The Punjab education department plans to start a pre-primary class for tiny tots in government schools of the state from the upcoming academic session.punjab Updated: Feb 19, 2015 20:05 IST
The Punjab education department plans to start a pre-primary class for tiny tots in government schools of the state from the upcoming academic session.
With private nursery and playway schools admitting students at the age of two-and-a-half years, the state education department has decided to enrol four-year-old children in the pre-primary class. Government schools admit students to Class 1 at the age of five.
Director, public instruction (DPI, secondary), Balbir Singh Dhol said the aim was to draw students to government schools at the pre-primary level.
"Families in slum areas make their children sit at home till the age of five years, whereas in rural and urban areas, parents get them admitted to private schools in pre-primary classes. Later, they don't bother to shift their kids to government schools," he added.
The department had asked schools across the state to start the pre-primary class from the 2015-16 academic session.
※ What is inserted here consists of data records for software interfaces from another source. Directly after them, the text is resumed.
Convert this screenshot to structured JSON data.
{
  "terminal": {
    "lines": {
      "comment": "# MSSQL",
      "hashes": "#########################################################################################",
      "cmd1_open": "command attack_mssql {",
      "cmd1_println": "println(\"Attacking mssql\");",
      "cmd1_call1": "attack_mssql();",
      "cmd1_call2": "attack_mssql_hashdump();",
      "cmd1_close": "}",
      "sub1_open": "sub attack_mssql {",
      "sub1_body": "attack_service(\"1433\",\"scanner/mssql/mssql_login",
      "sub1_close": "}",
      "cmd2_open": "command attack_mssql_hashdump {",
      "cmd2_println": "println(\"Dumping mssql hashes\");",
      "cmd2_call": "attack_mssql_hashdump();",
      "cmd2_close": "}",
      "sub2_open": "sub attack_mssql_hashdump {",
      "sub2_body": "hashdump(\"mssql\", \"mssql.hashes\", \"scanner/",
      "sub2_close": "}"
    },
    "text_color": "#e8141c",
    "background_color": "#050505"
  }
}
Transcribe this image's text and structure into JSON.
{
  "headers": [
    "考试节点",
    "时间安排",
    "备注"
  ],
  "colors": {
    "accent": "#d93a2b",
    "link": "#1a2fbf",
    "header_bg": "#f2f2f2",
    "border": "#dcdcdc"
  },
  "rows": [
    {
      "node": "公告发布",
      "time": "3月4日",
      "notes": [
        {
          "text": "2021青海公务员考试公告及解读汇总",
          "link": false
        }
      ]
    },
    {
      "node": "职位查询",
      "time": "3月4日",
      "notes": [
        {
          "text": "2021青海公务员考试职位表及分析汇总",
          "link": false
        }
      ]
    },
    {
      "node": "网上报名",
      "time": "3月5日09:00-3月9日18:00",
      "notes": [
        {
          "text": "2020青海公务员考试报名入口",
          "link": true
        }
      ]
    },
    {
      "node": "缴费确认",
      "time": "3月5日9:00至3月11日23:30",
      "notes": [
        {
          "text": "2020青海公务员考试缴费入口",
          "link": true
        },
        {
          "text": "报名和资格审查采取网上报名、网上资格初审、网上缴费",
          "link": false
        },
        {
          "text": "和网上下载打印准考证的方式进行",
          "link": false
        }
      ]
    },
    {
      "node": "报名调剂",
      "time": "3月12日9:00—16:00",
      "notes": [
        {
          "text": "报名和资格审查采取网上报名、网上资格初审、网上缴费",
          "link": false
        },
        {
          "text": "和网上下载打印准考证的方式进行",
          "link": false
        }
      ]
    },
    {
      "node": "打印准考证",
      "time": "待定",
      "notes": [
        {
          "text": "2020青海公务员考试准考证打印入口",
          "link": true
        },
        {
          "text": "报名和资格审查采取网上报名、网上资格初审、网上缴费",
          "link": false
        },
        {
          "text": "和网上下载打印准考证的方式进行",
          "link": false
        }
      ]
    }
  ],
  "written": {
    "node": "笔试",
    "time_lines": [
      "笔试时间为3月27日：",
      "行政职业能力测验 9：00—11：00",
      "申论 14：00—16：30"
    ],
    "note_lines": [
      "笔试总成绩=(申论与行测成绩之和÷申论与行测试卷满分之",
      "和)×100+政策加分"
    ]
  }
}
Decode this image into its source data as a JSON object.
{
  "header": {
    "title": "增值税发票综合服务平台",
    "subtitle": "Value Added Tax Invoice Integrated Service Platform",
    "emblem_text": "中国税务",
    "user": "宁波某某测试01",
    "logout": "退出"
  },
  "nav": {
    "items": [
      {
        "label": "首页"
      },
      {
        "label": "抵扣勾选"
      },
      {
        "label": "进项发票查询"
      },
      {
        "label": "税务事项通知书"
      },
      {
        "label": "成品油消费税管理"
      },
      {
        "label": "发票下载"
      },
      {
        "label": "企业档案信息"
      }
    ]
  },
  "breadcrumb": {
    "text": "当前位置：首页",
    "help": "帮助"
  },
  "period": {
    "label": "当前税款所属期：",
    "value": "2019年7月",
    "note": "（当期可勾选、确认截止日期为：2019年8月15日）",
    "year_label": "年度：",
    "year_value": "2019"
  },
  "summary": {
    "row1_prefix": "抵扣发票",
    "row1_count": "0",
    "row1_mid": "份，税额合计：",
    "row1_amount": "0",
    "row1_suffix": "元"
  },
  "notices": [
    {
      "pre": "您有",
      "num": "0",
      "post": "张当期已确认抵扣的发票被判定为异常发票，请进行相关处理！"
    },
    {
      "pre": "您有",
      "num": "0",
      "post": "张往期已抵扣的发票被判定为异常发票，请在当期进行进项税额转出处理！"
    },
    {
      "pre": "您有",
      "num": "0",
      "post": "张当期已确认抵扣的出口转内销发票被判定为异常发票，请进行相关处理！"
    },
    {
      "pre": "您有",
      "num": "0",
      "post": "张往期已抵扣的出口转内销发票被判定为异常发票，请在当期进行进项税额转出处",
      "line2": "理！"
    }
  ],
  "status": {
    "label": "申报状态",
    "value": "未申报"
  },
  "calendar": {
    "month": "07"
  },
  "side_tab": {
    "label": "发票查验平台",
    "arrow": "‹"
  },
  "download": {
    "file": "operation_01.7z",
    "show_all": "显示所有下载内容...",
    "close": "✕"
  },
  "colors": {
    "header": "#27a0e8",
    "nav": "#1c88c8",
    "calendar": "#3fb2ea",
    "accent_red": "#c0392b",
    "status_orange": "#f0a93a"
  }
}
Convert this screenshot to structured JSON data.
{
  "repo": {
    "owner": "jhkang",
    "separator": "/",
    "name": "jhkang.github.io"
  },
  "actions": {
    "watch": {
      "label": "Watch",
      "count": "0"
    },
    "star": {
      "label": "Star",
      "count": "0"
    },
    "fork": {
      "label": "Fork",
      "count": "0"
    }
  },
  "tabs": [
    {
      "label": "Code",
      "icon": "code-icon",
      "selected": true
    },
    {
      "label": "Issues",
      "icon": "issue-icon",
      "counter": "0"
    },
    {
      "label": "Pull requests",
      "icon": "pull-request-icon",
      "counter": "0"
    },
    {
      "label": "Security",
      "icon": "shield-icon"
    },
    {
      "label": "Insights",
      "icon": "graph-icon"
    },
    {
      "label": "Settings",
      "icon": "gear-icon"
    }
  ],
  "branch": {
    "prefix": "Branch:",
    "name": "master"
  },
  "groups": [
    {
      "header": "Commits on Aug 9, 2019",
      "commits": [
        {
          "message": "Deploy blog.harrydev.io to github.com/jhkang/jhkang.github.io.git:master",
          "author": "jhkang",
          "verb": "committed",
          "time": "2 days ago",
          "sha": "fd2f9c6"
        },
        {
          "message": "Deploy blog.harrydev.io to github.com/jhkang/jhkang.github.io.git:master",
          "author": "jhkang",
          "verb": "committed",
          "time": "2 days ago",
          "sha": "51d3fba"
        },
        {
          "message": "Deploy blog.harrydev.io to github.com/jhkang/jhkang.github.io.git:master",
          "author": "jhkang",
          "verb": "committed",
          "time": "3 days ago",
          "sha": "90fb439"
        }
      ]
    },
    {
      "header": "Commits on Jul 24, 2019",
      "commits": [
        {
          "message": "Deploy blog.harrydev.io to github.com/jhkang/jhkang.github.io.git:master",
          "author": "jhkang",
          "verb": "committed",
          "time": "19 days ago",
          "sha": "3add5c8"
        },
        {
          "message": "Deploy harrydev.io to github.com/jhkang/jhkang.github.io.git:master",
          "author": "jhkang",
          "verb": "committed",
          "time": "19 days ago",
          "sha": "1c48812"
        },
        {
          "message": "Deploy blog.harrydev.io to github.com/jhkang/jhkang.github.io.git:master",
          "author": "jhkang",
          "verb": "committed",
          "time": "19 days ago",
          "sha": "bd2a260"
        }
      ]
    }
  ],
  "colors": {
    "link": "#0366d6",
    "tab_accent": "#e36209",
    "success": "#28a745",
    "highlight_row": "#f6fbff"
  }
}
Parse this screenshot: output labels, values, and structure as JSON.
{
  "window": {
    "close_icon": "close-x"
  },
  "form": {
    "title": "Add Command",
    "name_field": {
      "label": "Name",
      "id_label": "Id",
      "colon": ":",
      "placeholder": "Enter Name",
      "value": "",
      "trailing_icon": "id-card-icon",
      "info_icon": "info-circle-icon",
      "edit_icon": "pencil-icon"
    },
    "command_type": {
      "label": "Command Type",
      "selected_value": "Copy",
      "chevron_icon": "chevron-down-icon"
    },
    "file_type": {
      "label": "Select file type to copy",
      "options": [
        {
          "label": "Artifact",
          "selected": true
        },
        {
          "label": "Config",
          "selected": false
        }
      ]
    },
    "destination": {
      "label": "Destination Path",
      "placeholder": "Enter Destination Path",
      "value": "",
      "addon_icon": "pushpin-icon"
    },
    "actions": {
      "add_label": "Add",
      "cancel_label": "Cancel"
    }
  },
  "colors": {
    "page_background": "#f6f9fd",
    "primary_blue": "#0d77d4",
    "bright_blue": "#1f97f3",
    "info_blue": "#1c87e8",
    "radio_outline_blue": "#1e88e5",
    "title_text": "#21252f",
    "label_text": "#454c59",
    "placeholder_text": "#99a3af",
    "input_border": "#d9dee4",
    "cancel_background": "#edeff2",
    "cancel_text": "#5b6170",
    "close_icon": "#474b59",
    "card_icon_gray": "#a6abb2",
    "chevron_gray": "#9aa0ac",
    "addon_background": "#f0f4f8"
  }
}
"As a pilot project, schools with requisite infrastructure as per play school requirements and adequate number of teachers for primary classes have been asked to start the new class," Dhol added.
The primary schools which have anganwadi centres nearby have also been asked by the education department to enrol students at the pre-primary stage.
Efforts in this regard would get weightage while appraising the performance of schools and teachers.
"A special award will be given to headmasters and headmistresses of primary schools who will take the initiative to enrol students in the pre-primary class, apart from adding special reward points to the annual report," the DPI said.
The DPI also asked various district education officers (DEOs) to take effective steps to improve enrolment in government schools.
The DEOs have been asked to create awareness in this regard among people in rural areas through seminars.
Anita Devi, a domestic help, said the move looked promising as she would be able to send her four-year-old daughter to school while working.
"My son is studying in Class 2 in a government school. I take my daughter with me during my working hours as my husband wants her to learn work until she gets admission in a government school. Now I can get her admitted at the pre-primary level," she added.